Extracted entries:
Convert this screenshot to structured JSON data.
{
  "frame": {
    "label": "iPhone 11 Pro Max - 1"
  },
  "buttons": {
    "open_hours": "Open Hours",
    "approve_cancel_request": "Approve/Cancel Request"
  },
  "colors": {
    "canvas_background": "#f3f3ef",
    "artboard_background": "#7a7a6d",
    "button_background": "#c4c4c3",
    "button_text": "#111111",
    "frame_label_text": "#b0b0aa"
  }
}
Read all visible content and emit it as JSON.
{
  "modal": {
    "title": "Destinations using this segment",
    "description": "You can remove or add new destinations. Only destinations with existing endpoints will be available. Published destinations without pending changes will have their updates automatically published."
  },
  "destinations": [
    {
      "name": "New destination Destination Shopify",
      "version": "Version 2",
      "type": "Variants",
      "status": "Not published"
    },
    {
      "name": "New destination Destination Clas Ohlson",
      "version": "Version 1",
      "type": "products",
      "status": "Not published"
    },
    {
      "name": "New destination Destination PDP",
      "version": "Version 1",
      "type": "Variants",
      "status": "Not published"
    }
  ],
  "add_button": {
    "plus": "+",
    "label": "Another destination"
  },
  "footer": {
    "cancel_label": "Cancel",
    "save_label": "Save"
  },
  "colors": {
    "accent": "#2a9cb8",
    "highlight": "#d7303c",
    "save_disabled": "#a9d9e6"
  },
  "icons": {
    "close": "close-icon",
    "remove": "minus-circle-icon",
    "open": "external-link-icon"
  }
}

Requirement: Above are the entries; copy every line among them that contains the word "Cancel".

Response to the exercise:
    "approve_cancel_request": "Approve/Cancel Request"
    "cancel_label": "Cancel",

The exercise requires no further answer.